__REQUIRED ACTION__. Report only the number of lines in the following entries where the word "statement" occurs.

BEGIN ENTRIES SHOWN

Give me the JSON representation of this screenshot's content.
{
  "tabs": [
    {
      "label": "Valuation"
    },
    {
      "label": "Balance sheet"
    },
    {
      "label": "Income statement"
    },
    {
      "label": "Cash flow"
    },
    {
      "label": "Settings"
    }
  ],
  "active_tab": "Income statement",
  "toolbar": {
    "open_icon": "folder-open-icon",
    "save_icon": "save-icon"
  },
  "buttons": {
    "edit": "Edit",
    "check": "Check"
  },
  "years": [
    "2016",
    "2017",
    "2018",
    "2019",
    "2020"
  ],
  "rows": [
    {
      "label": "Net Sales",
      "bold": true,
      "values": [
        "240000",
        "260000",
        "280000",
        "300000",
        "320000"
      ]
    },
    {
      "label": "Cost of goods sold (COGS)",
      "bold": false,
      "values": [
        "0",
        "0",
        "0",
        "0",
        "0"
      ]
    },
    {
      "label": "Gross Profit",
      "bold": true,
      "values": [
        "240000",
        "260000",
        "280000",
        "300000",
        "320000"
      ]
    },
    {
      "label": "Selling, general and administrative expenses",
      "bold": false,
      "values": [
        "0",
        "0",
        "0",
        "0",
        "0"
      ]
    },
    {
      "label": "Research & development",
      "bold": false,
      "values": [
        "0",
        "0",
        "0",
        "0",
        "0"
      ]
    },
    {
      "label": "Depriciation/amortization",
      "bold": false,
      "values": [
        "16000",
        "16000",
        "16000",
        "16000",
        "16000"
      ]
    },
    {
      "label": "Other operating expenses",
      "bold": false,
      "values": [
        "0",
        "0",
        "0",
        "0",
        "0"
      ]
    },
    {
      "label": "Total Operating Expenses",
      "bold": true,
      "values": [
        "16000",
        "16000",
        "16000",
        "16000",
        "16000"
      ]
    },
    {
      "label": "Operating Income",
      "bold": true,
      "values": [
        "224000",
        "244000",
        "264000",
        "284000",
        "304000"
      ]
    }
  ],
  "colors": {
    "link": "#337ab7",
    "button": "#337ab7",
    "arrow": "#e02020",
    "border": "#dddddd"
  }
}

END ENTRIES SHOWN

__REPLY__. 2